What you do when you communicate:
You listen to what someone is saying – you think about what has been said - you respond;
You think about what you want to say- you speak your thoughts, opinions, etc. you wait for a response.
You read the words written by an author- you think about what you have read - you respond.
You think about what you want to say– you write the words you want to speak – you wait for a response.
Response refers to the feedback you give or get when communicating. It can either be oral or spoken, or it can be written. It can be in the form of a suggestion, advice, recommendation, statement, instruction, command, etc. or it can be in the form of an assessment; a test, task, examination, demonstration, observation, etc.
Remember, it is not always what you say that is important. It is how you say it. You are continuously being assessed either directly or indirectly in all you say, or do, or write. Your knowledge, competency, or your capabilities are measured when you respond or give feedback. Each type of feedback has different criteria or outcomes against which it is measured or assessed. These outcomes are in fact the skills you are required to demonstrate to prove that you are competent in what you are doing, saying, reading or writing. Meaningful feedback requires purposeful preparation and presentation.

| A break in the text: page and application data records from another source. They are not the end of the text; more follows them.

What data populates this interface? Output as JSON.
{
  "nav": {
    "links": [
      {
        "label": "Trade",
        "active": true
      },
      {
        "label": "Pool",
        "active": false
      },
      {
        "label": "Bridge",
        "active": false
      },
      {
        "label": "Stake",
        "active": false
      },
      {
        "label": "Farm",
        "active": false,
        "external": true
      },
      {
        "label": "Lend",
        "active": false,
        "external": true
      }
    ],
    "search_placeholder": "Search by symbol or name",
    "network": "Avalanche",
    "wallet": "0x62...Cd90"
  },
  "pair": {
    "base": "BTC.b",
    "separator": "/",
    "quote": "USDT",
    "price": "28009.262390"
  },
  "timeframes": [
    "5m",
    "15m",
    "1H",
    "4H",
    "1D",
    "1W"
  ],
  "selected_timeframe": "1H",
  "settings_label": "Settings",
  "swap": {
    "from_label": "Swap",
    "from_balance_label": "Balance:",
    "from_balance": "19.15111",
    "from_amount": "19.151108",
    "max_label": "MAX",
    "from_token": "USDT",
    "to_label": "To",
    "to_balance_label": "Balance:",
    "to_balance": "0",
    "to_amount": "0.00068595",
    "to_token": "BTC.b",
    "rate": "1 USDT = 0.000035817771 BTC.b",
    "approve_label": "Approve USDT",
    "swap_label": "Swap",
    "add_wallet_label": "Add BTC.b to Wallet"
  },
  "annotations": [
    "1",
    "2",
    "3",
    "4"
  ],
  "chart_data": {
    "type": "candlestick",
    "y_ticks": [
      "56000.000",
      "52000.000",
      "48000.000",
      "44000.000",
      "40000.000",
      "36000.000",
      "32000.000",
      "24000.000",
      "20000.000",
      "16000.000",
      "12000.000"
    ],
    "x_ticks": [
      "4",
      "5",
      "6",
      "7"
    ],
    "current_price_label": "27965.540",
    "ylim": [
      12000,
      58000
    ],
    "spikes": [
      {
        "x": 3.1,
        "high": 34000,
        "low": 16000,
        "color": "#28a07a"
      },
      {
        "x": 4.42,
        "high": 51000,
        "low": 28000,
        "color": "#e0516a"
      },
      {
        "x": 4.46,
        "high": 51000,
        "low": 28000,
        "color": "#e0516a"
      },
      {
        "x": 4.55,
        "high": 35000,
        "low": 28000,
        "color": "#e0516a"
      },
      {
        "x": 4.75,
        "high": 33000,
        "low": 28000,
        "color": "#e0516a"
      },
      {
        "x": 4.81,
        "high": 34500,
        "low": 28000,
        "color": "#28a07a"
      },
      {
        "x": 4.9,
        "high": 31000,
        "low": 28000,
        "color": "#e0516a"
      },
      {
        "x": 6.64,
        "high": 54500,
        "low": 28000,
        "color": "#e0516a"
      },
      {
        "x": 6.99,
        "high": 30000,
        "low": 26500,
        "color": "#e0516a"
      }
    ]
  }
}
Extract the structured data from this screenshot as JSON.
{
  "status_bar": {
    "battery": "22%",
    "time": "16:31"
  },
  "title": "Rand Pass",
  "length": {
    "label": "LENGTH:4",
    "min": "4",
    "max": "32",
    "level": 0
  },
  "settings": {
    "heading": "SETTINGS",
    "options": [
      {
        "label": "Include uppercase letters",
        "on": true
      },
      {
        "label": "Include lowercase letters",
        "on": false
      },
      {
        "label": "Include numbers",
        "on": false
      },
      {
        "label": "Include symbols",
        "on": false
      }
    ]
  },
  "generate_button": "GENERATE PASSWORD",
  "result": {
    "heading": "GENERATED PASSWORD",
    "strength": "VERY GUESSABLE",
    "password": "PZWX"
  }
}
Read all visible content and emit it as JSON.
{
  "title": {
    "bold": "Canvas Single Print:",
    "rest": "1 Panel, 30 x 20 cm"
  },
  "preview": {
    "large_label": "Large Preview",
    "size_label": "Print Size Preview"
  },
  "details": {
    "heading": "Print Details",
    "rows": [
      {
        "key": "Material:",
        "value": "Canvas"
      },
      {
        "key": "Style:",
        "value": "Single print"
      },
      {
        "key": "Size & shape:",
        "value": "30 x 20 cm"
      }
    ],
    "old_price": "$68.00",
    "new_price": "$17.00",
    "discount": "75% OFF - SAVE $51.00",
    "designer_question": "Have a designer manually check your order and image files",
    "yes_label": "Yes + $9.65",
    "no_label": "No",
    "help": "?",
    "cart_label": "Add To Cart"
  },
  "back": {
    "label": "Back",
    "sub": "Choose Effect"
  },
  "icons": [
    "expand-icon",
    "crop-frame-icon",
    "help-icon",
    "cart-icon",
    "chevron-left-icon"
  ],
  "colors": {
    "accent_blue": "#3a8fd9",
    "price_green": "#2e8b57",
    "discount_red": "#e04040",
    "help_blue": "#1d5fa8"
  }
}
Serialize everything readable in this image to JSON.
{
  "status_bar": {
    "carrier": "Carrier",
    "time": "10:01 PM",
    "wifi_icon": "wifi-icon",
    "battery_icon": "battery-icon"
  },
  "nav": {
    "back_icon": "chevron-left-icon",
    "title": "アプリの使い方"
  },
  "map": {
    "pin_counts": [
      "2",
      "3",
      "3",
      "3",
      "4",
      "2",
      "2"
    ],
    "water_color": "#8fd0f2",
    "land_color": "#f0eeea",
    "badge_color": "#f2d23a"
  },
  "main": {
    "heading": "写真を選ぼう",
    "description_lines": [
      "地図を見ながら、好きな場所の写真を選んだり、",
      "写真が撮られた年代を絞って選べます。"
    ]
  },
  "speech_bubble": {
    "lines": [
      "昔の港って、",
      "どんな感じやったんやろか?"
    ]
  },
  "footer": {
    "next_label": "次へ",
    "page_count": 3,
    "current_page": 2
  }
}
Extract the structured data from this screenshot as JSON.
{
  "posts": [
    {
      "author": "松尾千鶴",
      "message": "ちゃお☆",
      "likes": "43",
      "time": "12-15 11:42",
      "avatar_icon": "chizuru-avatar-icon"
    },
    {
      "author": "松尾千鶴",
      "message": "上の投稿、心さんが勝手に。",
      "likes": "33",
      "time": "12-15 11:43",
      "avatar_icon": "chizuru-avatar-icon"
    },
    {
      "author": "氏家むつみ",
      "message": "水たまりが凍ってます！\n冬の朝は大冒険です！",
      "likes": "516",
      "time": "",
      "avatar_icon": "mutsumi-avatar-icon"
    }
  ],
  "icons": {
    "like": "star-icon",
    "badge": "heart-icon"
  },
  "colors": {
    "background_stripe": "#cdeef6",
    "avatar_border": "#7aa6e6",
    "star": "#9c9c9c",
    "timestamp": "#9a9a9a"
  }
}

When participating in a conversation you are constantly interpreting the words you hear so that you can unpack or extract important information. This you do in order give an appropriate response. It is a process that you work through instinctively before you respond or give feedback or say something. You first have to interpret what you have heard, or read before you can respond or give meaningful feedback. Your, response or reaction demonstrates your interpretation, and your understanding of what you have heard, seen, felt, tasted, smelled, experienced, or read. When you interpret a message, whether it is a picture you look at; words someone is speaking, or the written word you are reading, your mind instinctively works through the following steps:
First, you extract or unpack keywords and key concepts so that you can speak about what is relevant. They can be extracted from your general knowledge bank or your experience, or from what you have heard and read about. Unpacking or extracting key ideas is like a brainstorm. Ideas are randomly thought of and not placed in a specific order. This is part of preparing a response starting with careful planning what you want to say. Example: You are required to give feedback on the effect crime has on a community and how it can be minimized. You can brainstorm to unpack or collect information
Second, you repack or rearrange and restructure these key ideas (keywords and key concepts) into sentences. Sentences are developed into paragraphs and organized into a logical sequence so that the information you share is meaningful. In order to repack or make an interpretation of these key ideas you have to make use of questions (what, when where, why who and how) to rearrange or restructure the brainstorm into a mind map or a flow diagram. This you do by means of grouping key concepts or related key ideas to show how they link or flow into each other in a logical sequence, to make sense. Example: A mind map or flow diagram to restructure and organise the key ideas generated on crime in a logic way.
You do not have to make two diagrams. You can start with a brainstorm and then with the help of questions (What; When; Where; Why; Who; and How) you can develop the brainstorm into a flow diagram to map out your thoughts or your interpretation. Then only do you respond by giving either verbal or written feedback. This is the final part of your preparation where you focus on how you are going to present your response or feedback. It is important to be familiar with the correct format in which you choose to give feedback or to respond.
Written by Readers’ Favorite Reviewer Natalie Soine